4) Learn specific ways to cope that work for you. There is reliable published material on the internet about how to cope with traumatic stress or with the rocket attacks in particular. There is also material about how to help our children cope. If you don't know how to find this, ask a therapist, doctor, or reliable healthcare provider to recommend you some quality reading material for relevant coping tips.

I always like to empower people to be like scientists and experiment which coping techniques work for them.

Maybe focusing on spirituality, prayer, and faith is what will be your game changer. Sometimes it is a particular Rabbi or inspirational figure that manages to speak straight to your heart, so make sure to seek out those who inspire you and fill you with positive energies.

Some people might sense that they need some more humor right now including memes, old ridiculous comedies, or to text that old friend with a great sense of humor.

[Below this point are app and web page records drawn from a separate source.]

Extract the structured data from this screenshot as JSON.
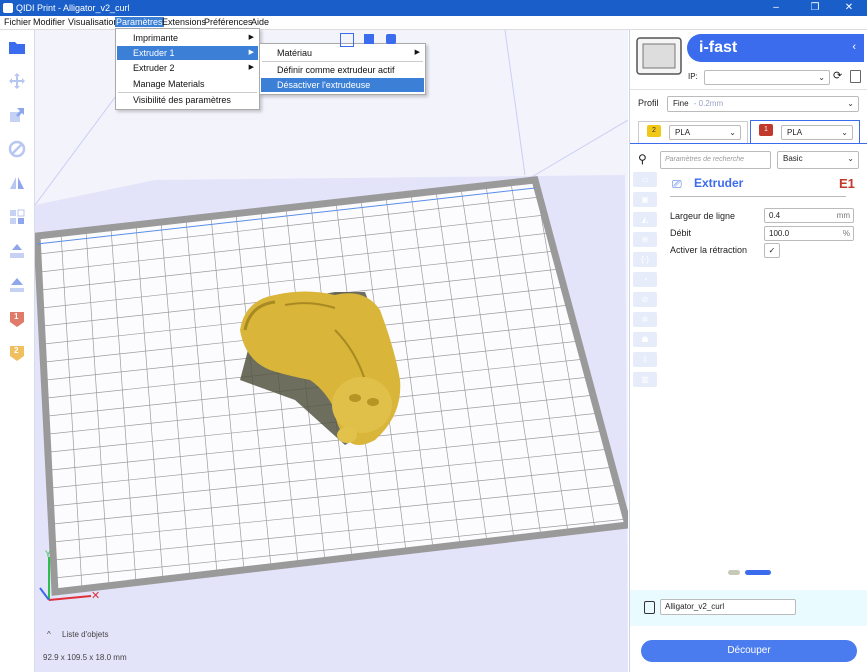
{
  "window": {
    "title": "QIDI Print - Alligator_v2_curl",
    "minimize": "–",
    "maximize": "❐",
    "close": "✕"
  },
  "menubar": {
    "items": [
      "Fichier",
      "Modifier",
      "Visualisation",
      "Paramètres",
      "Extensions",
      "Préférences",
      "Aide"
    ]
  },
  "menu_parametres": {
    "items": [
      "Imprimante",
      "Extruder 1",
      "Extruder 2",
      "Manage Materials",
      "Visibilité des paramètres"
    ]
  },
  "menu_extruder1": {
    "items": [
      "Matériau",
      "Définir comme extrudeur actif",
      "Désactiver l'extrudeuse"
    ]
  },
  "left_toolbar": {
    "icons": [
      "folder-icon",
      "move-icon",
      "scale-icon",
      "rotate-icon",
      "mirror-icon",
      "per-model-settings-icon",
      "support-blocker-icon",
      "lay-flat-icon",
      "extruder-1-icon",
      "extruder-2-icon"
    ],
    "extruder_1_badge": "1",
    "extruder_2_badge": "2"
  },
  "viewport": {
    "object_list_label": "Liste d'objets",
    "dimensions": "92.9 x 109.5 x 18.0 mm",
    "model_color": "#d9b53a"
  },
  "printer": {
    "name": "i-fast",
    "ip_label": "IP:",
    "ip_value": "",
    "back_chevron": "‹"
  },
  "profile": {
    "label": "Profil",
    "value": "Fine",
    "value_suffix": "- 0.2mm"
  },
  "extruder_tabs": [
    {
      "badge": "2",
      "material": "PLA",
      "badge_color": "#f2c818"
    },
    {
      "badge": "1",
      "material": "PLA",
      "badge_color": "#c0392b"
    }
  ],
  "settings": {
    "search_placeholder": "Paramètres de recherche",
    "mode": "Basic",
    "section_title": "Extruder",
    "section_tag": "E1",
    "rows": [
      {
        "label": "Largeur de ligne",
        "value": "0.4",
        "unit": "mm"
      },
      {
        "label": "Débit",
        "value": "100.0",
        "unit": "%"
      },
      {
        "label": "Activer la rétraction",
        "value": "✓",
        "unit": ""
      }
    ]
  },
  "pager": {
    "active_index": 1,
    "count": 2
  },
  "job": {
    "name": "Alligator_v2_curl"
  },
  "slice_button": "Découper",
  "colors": {
    "accent": "#3c6cee",
    "titlebar": "#1a5fc9",
    "menu_highlight": "#3b7fd6",
    "build_plate_border": "#a9a9a9",
    "error_red": "#c0392b"
  }
}
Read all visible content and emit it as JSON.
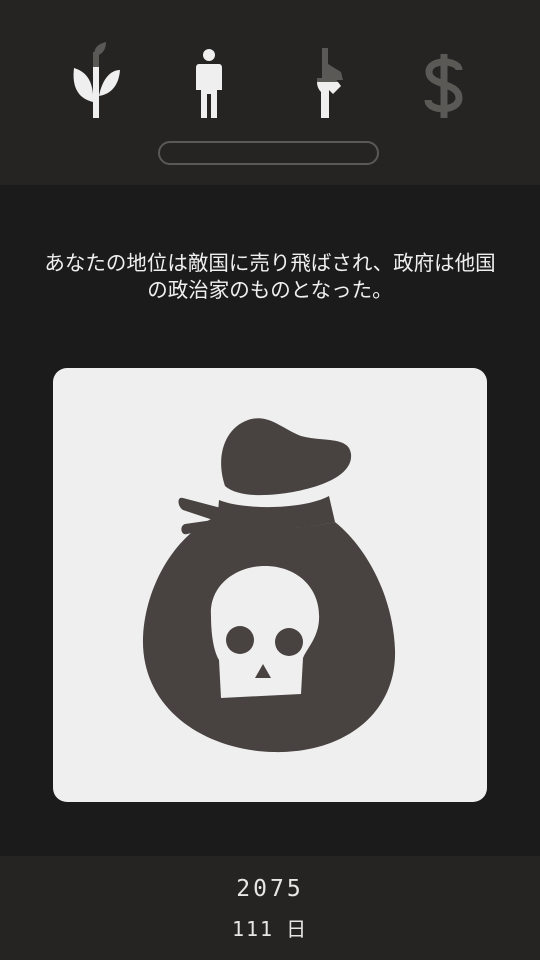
{
  "stats": [
    {
      "name": "religion",
      "icon": "plant-icon",
      "level": 0.5
    },
    {
      "name": "people",
      "icon": "person-icon",
      "level": 1.0
    },
    {
      "name": "army",
      "icon": "rifle-icon",
      "level": 0.5
    },
    {
      "name": "money",
      "icon": "dollar-icon",
      "level": 0.0
    }
  ],
  "progress": {
    "value": 0
  },
  "message": "あなたの地位は敵国に売り飛ばされ、政府は他国の政治家のものとなった。",
  "card": {
    "icon": "skull-money-bag-icon"
  },
  "footer": {
    "year": "2075",
    "days_value": "111",
    "days_unit": "日"
  },
  "colors": {
    "background": "#1b1b1b",
    "bar": "#262422",
    "stat_full": "#efefef",
    "stat_empty": "#5b5956",
    "card": "#efefef",
    "icon": "#484240"
  }
}
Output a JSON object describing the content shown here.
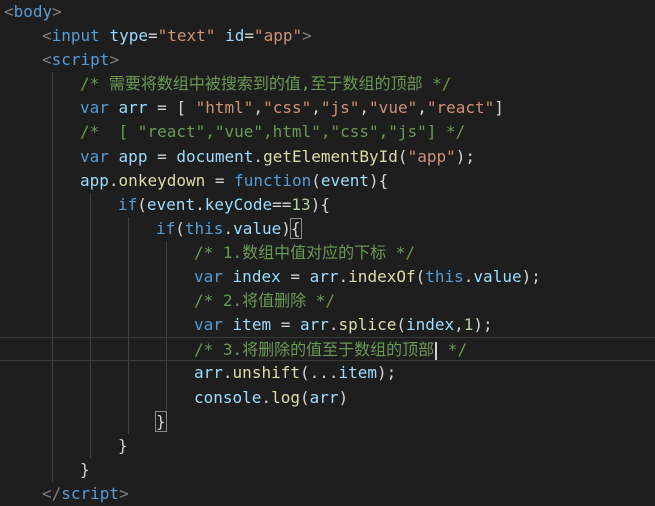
{
  "lines": [
    {
      "indent": 0,
      "tokens": [
        {
          "c": "t-punc",
          "v": "<"
        },
        {
          "c": "t-tag",
          "v": "body"
        },
        {
          "c": "t-punc",
          "v": ">"
        }
      ]
    },
    {
      "indent": 1,
      "tokens": [
        {
          "c": "t-punc",
          "v": "<"
        },
        {
          "c": "t-tag",
          "v": "input"
        },
        {
          "c": "t-plain",
          "v": " "
        },
        {
          "c": "t-attr",
          "v": "type"
        },
        {
          "c": "t-plain",
          "v": "="
        },
        {
          "c": "t-str",
          "v": "\"text\""
        },
        {
          "c": "t-plain",
          "v": " "
        },
        {
          "c": "t-attr",
          "v": "id"
        },
        {
          "c": "t-plain",
          "v": "="
        },
        {
          "c": "t-str",
          "v": "\"app\""
        },
        {
          "c": "t-punc",
          "v": ">"
        }
      ]
    },
    {
      "indent": 1,
      "tokens": [
        {
          "c": "t-punc",
          "v": "<"
        },
        {
          "c": "t-tag",
          "v": "script"
        },
        {
          "c": "t-punc",
          "v": ">"
        }
      ]
    },
    {
      "indent": 2,
      "tokens": [
        {
          "c": "t-cmt",
          "v": "/* 需要将数组中被搜索到的值,至于数组的顶部 */"
        }
      ]
    },
    {
      "indent": 2,
      "tokens": [
        {
          "c": "t-kw",
          "v": "var"
        },
        {
          "c": "t-plain",
          "v": " "
        },
        {
          "c": "t-var",
          "v": "arr"
        },
        {
          "c": "t-plain",
          "v": " = [ "
        },
        {
          "c": "t-str",
          "v": "\"html\""
        },
        {
          "c": "t-plain",
          "v": ","
        },
        {
          "c": "t-str",
          "v": "\"css\""
        },
        {
          "c": "t-plain",
          "v": ","
        },
        {
          "c": "t-str",
          "v": "\"js\""
        },
        {
          "c": "t-plain",
          "v": ","
        },
        {
          "c": "t-str",
          "v": "\"vue\""
        },
        {
          "c": "t-plain",
          "v": ","
        },
        {
          "c": "t-str",
          "v": "\"react\""
        },
        {
          "c": "t-plain",
          "v": "]"
        }
      ]
    },
    {
      "indent": 2,
      "tokens": [
        {
          "c": "t-cmt",
          "v": "/*  [ \"react\",\"vue\",html\",\"css\",\"js\"] */"
        }
      ]
    },
    {
      "indent": 2,
      "tokens": [
        {
          "c": "t-kw",
          "v": "var"
        },
        {
          "c": "t-plain",
          "v": " "
        },
        {
          "c": "t-var",
          "v": "app"
        },
        {
          "c": "t-plain",
          "v": " = "
        },
        {
          "c": "t-var",
          "v": "document"
        },
        {
          "c": "t-plain",
          "v": "."
        },
        {
          "c": "t-fn",
          "v": "getElementById"
        },
        {
          "c": "t-plain",
          "v": "("
        },
        {
          "c": "t-str",
          "v": "\"app\""
        },
        {
          "c": "t-plain",
          "v": ");"
        }
      ]
    },
    {
      "indent": 2,
      "tokens": [
        {
          "c": "t-var",
          "v": "app"
        },
        {
          "c": "t-plain",
          "v": "."
        },
        {
          "c": "t-fn",
          "v": "onkeydown"
        },
        {
          "c": "t-plain",
          "v": " = "
        },
        {
          "c": "t-kw",
          "v": "function"
        },
        {
          "c": "t-plain",
          "v": "("
        },
        {
          "c": "t-var",
          "v": "event"
        },
        {
          "c": "t-plain",
          "v": "){"
        }
      ]
    },
    {
      "indent": 3,
      "tokens": [
        {
          "c": "t-kw",
          "v": "if"
        },
        {
          "c": "t-plain",
          "v": "("
        },
        {
          "c": "t-var",
          "v": "event"
        },
        {
          "c": "t-plain",
          "v": "."
        },
        {
          "c": "t-var",
          "v": "keyCode"
        },
        {
          "c": "t-plain",
          "v": "=="
        },
        {
          "c": "t-num",
          "v": "13"
        },
        {
          "c": "t-plain",
          "v": "){"
        }
      ]
    },
    {
      "indent": 4,
      "tokens": [
        {
          "c": "t-kw",
          "v": "if"
        },
        {
          "c": "t-plain",
          "v": "("
        },
        {
          "c": "t-this",
          "v": "this"
        },
        {
          "c": "t-plain",
          "v": "."
        },
        {
          "c": "t-var",
          "v": "value"
        },
        {
          "c": "t-plain",
          "v": ")"
        },
        {
          "c": "t-plain bracket-box",
          "v": "{"
        }
      ]
    },
    {
      "indent": 5,
      "tokens": [
        {
          "c": "t-cmt",
          "v": "/* 1.数组中值对应的下标 */"
        }
      ]
    },
    {
      "indent": 5,
      "tokens": [
        {
          "c": "t-kw",
          "v": "var"
        },
        {
          "c": "t-plain",
          "v": " "
        },
        {
          "c": "t-var",
          "v": "index"
        },
        {
          "c": "t-plain",
          "v": " = "
        },
        {
          "c": "t-var",
          "v": "arr"
        },
        {
          "c": "t-plain",
          "v": "."
        },
        {
          "c": "t-fn",
          "v": "indexOf"
        },
        {
          "c": "t-plain",
          "v": "("
        },
        {
          "c": "t-this",
          "v": "this"
        },
        {
          "c": "t-plain",
          "v": "."
        },
        {
          "c": "t-var",
          "v": "value"
        },
        {
          "c": "t-plain",
          "v": ");"
        }
      ]
    },
    {
      "indent": 5,
      "tokens": [
        {
          "c": "t-cmt",
          "v": "/* 2.将值删除 */"
        }
      ]
    },
    {
      "indent": 5,
      "tokens": [
        {
          "c": "t-kw",
          "v": "var"
        },
        {
          "c": "t-plain",
          "v": " "
        },
        {
          "c": "t-var",
          "v": "item"
        },
        {
          "c": "t-plain",
          "v": " = "
        },
        {
          "c": "t-var",
          "v": "arr"
        },
        {
          "c": "t-plain",
          "v": "."
        },
        {
          "c": "t-fn",
          "v": "splice"
        },
        {
          "c": "t-plain",
          "v": "("
        },
        {
          "c": "t-var",
          "v": "index"
        },
        {
          "c": "t-plain",
          "v": ","
        },
        {
          "c": "t-num",
          "v": "1"
        },
        {
          "c": "t-plain",
          "v": ");"
        }
      ]
    },
    {
      "indent": 5,
      "current": true,
      "tokens": [
        {
          "c": "t-cmt",
          "v": "/* 3.将删除的值至于数组的顶部"
        },
        {
          "c": "cursor",
          "v": ""
        },
        {
          "c": "t-cmt",
          "v": " */"
        }
      ]
    },
    {
      "indent": 5,
      "tokens": [
        {
          "c": "t-var",
          "v": "arr"
        },
        {
          "c": "t-plain",
          "v": "."
        },
        {
          "c": "t-fn",
          "v": "unshift"
        },
        {
          "c": "t-plain",
          "v": "(..."
        },
        {
          "c": "t-var",
          "v": "item"
        },
        {
          "c": "t-plain",
          "v": ");"
        }
      ]
    },
    {
      "indent": 5,
      "tokens": [
        {
          "c": "t-var",
          "v": "console"
        },
        {
          "c": "t-plain",
          "v": "."
        },
        {
          "c": "t-fn",
          "v": "log"
        },
        {
          "c": "t-plain",
          "v": "("
        },
        {
          "c": "t-var",
          "v": "arr"
        },
        {
          "c": "t-plain",
          "v": ")"
        }
      ]
    },
    {
      "indent": 4,
      "tokens": [
        {
          "c": "t-plain bracket-box",
          "v": "}"
        }
      ]
    },
    {
      "indent": 3,
      "tokens": [
        {
          "c": "t-plain",
          "v": "}"
        }
      ]
    },
    {
      "indent": 2,
      "tokens": [
        {
          "c": "t-plain",
          "v": "}"
        }
      ]
    },
    {
      "indent": 1,
      "tokens": [
        {
          "c": "t-punc",
          "v": "</"
        },
        {
          "c": "t-tag",
          "v": "script"
        },
        {
          "c": "t-punc",
          "v": ">"
        }
      ]
    }
  ]
}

Perhaps meditation would do it for you. You can inject some calm into your mind, body, and the chaos.

Could it be that being proactive, like arranging a donation drive with friends for victims of the conflict would make you feel invigorated and powerful (the opposite of powerlessness)?

Just validating your fear, anxiety, anger, and whatever other feelings you have right now can be helpful. It is okay to feel whatever you do or do not feel at this time.

5) There is much more to say. This is just the tip of the iceberg. Learning to cope with hard times is a skill like any other. We can study this skill, practice it, learn from our mistakes, and continue learning new things. Some of our friends in Israel may be older than us, wiser, more resilient, and more experienced in enduring wars, intifadas, and days spent in bomb shelters. Feel comfortable asking for advice. They may be able to share with you some handy insight and know-how that they learned over the years.

I wish you and yours well. May we be safe and merit peace.

Avi Tenenbaum is an expert in Disaster Behavioral Health and Psychological First Aid. His experience includes providing aid for people coping in the wake of large-scale disasters and war including the Second Lebanon War, Hurricane Harvey, The Pittsburg Tree-of-Life massacre, the Haifa 2016 Fires, Operation Cast-Lead, Sorotzkin Arson Fires, Meron Civil DIsaster, and more. He can be reached at [email protected]